Problem requirements => Which lines of the records below contain the string "Address"? Report each of them.

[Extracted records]
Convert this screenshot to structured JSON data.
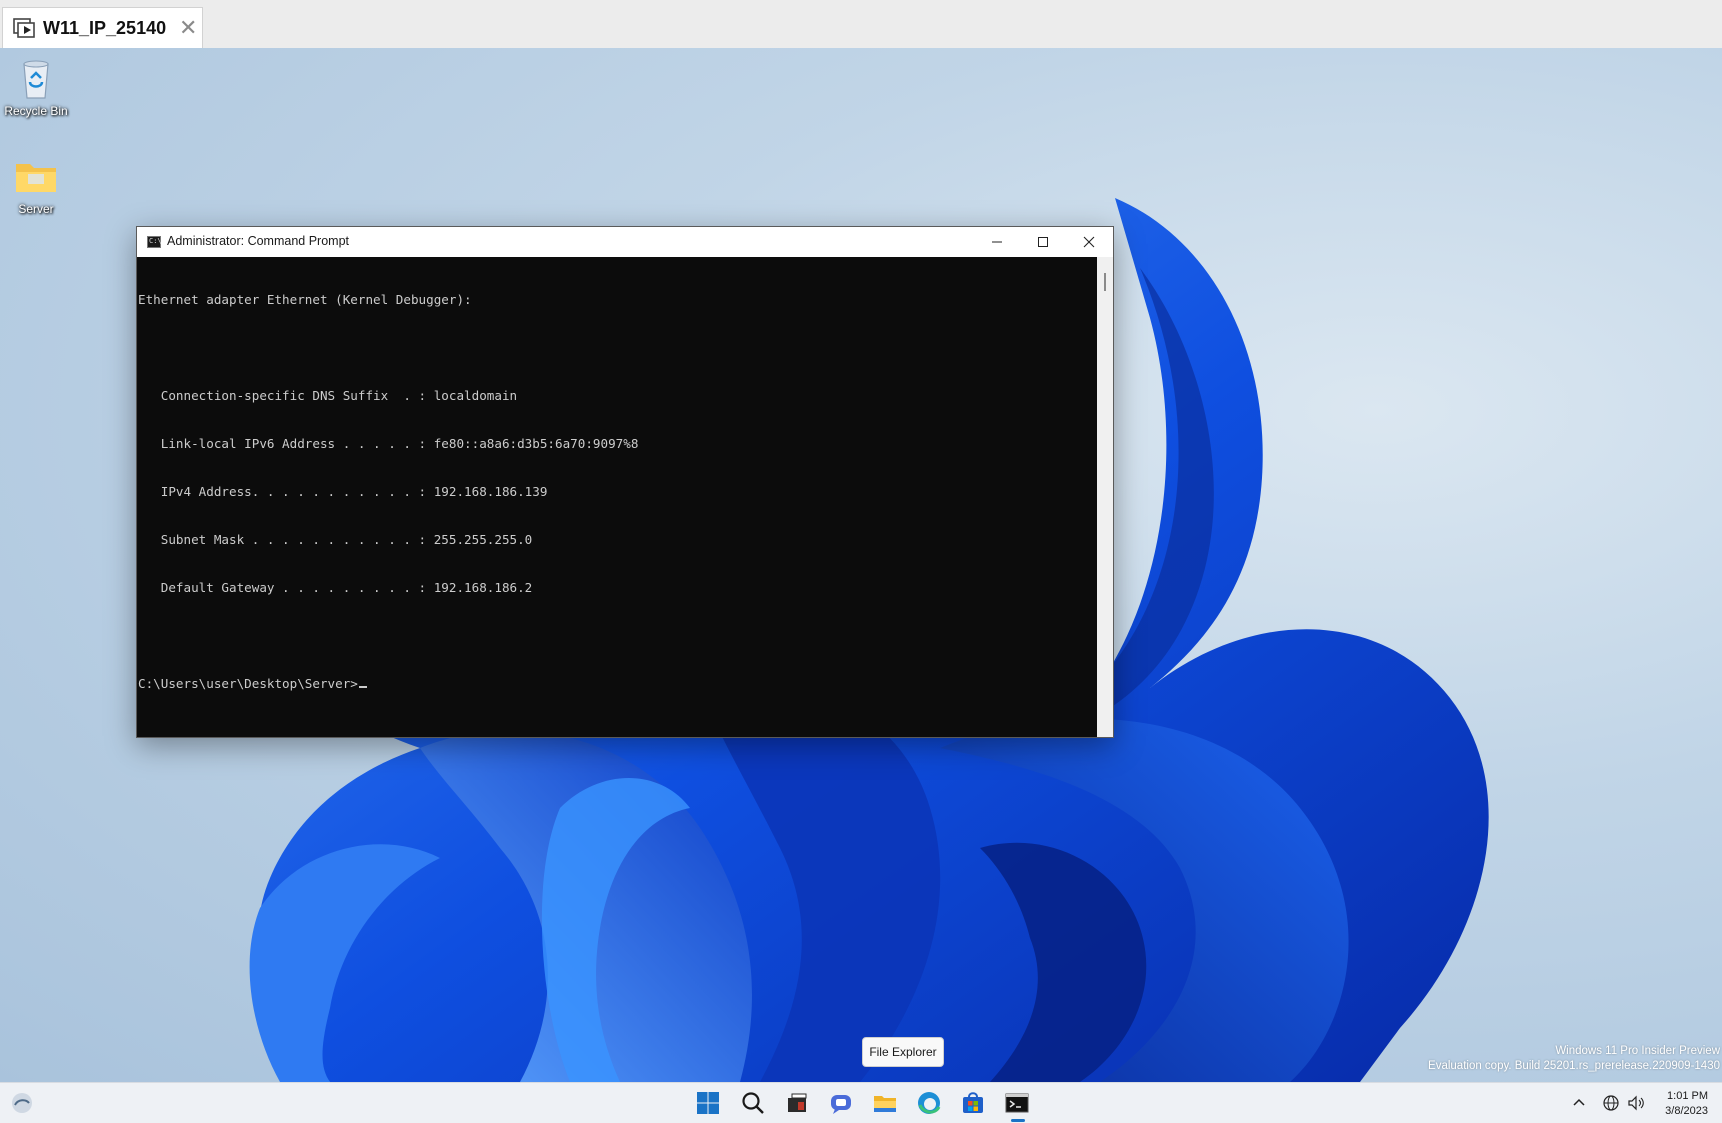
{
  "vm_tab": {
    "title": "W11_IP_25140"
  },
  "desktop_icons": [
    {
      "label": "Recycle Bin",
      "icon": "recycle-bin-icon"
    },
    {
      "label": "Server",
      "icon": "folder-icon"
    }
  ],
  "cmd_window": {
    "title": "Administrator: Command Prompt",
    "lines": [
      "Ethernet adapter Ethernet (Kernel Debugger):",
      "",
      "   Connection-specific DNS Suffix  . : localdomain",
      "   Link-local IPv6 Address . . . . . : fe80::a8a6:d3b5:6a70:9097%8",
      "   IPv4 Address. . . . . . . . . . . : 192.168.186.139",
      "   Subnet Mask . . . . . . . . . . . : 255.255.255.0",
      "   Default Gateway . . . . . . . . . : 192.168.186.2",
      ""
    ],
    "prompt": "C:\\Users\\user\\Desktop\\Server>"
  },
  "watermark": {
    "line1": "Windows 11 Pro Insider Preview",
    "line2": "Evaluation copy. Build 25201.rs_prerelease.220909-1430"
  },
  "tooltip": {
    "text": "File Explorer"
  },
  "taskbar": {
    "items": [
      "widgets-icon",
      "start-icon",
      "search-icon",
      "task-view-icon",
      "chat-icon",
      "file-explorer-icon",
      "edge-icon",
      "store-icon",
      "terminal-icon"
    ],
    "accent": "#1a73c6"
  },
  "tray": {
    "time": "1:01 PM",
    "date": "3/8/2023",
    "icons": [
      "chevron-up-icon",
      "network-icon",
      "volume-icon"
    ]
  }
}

Solution to this problem =>
      "   Link-local IPv6 Address . . . . . : fe80::a8a6:d3b5:6a70:9097%8",
      "   IPv4 Address. . . . . . . . . . . : 192.168.186.139",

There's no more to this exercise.